Tanahashi: That was to needle at him after he said I was a ‘Muto ripoff’ during the build, heheh. Nobody other than Muto can ever, ever do Muto properly though.
–Much of the match was built around the two of you trading Dragon Screws; what do you feel was the turning point?
Tanahashi: I think the key to that match was when Muto went to the top for a missile dropkick and lost his balance. At that point the message was Muto’s a h8uman just like everyone else, and he can screw up.
–And that the damage to his knees was finally taking effect after your offense.
Tanahashi: From that point was where I put my pedal to the metal. Had he hit the missile dropkick then it becomes a different match.

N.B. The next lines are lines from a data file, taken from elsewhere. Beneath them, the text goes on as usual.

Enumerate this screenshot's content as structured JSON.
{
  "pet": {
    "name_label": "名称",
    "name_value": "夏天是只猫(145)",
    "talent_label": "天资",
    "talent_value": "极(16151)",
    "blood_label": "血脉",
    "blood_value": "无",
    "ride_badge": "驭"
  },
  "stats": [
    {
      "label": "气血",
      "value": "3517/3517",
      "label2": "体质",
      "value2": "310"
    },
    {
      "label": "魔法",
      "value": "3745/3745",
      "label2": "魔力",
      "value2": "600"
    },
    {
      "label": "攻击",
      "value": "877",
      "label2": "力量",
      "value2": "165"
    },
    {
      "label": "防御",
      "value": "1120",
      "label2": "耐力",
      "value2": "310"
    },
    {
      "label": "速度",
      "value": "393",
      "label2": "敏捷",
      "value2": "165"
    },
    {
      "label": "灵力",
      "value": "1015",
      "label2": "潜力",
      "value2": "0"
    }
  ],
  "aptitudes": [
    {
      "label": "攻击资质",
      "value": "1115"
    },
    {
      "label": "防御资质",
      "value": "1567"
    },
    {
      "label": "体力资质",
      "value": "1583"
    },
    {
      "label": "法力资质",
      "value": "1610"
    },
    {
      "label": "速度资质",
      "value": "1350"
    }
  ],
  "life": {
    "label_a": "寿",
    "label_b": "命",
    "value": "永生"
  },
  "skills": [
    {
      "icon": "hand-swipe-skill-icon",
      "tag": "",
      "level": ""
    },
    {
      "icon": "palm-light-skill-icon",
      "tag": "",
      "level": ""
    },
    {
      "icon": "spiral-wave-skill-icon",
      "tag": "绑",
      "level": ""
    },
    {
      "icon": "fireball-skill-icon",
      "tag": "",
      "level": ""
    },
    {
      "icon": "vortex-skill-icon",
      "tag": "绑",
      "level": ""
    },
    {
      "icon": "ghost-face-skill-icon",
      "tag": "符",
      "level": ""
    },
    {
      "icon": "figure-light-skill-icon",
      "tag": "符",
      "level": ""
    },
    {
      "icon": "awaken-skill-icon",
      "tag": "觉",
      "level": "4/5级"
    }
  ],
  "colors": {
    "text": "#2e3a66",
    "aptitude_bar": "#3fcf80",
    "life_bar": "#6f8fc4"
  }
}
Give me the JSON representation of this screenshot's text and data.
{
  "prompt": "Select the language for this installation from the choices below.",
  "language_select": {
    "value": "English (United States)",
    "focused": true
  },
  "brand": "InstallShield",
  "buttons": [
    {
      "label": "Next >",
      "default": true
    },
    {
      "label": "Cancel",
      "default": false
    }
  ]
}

That little bit of luck, along with the work, meant Hiroshi Tanahashi gets his hand raised.
–You won with a High Fly Flow in 30:22.
Tanahashi: The end of that match was very similar to the end of the Champion Carnival match we had. That went 30 minutes before the draw, and here I used that extra few seconds.
–At the Champion Carnival, Muto hit the moonsault with seconds left and the time limit expired. Here, you were able to react in time, and then we saw what might have happened afterward.
Tanahashi: Well, if Muto had the extra few seconds at Champion Carnival, he would have won, but things turned out a little differently. You can’t really plan out everything about a match beforehand, but looking back at it, I think it links really nicely with the Carnival match.
–And you really felt you had to win with the High Fly Flow?
Tanahashi: Right. I landed a Dragon Suplex before that, but with the bad knee, I couldn’t bridge for the pinfall properly. With his height and his traps, it’s difficult enough to get the Full Nelson in the first place.
–Tetsuya Naito said of his match with Muto in 2012 in the Dome that muscling him up for a move really took it out of him.
Tanahashi: I’d like to rewatch that match actually. It’s an interesting thing to see two g8uys leaning rudo face off. I think the Naito of today wouldn’t have lost out to Muto. Anyway, when it came to lifting him, I think with his size, that left High Fly Flow as the only choice. That’s where that move first came about after all, to beat anyone of any size. And then I hit two for emphasis.
–How did it feel when that three count went down?
Tanahashi: It was like a full stop on one chapter in my career, seriously. One act was completely over, and now a second was beginning. It wasn’t just a win over Muto, it was a win over all kinds of pressures, internal and external.
–Muto alluded backstage to ‘passing the baton’ on to you.
Tanahashi: Muto’s said himself that wrestling is a marathon with no finish line. He always has a way with words. But he’s right, whether you win or you lose, it isn’t over, and even when you get that belt, you have that baton in your hands and you have to keep running.
–Muto said ‘guys will claim that they carried the standard for New Japan Pro-Wrestling, but the truth is if they really had, then I wouldn’t have been called in. They need to be aware of that as they move forward’.
Tanahashi: Basically he was saying ‘don’t call me in anymore’. I really remember that vividly. Muto brought people in, and now it was up to us to keep them there and bring more in on top.
–Muto was the last to wear IWGP Heavyweight gold while representing a different company. Muto was the Tokyo Sports MVP in 2008, and you took the prize in 2009, which is a sign of how the torch was passed.
Tanahashi: A lot changed with that January 4 match. I’m not afraid to say I changed history that night- after all, I inherited Muto’s ego when I took the ‘baton’ from him (laughs). In the end, me and Muto wrestled three times and went 1-1-1, which I think is nice.
–You yourself said after the match that Muto’s presence had elevated you to that level, and that now it was on you to elevate Naito and (Kazuchika) Okada.
Tanahashi: Oh! I like to think I’m a man of my word sometimes (laughs). You know, Muto would say he owed what he had to Fujinami and Choshu, and those guys to Antonio Inoki before hi. That’s the way it goes in this business.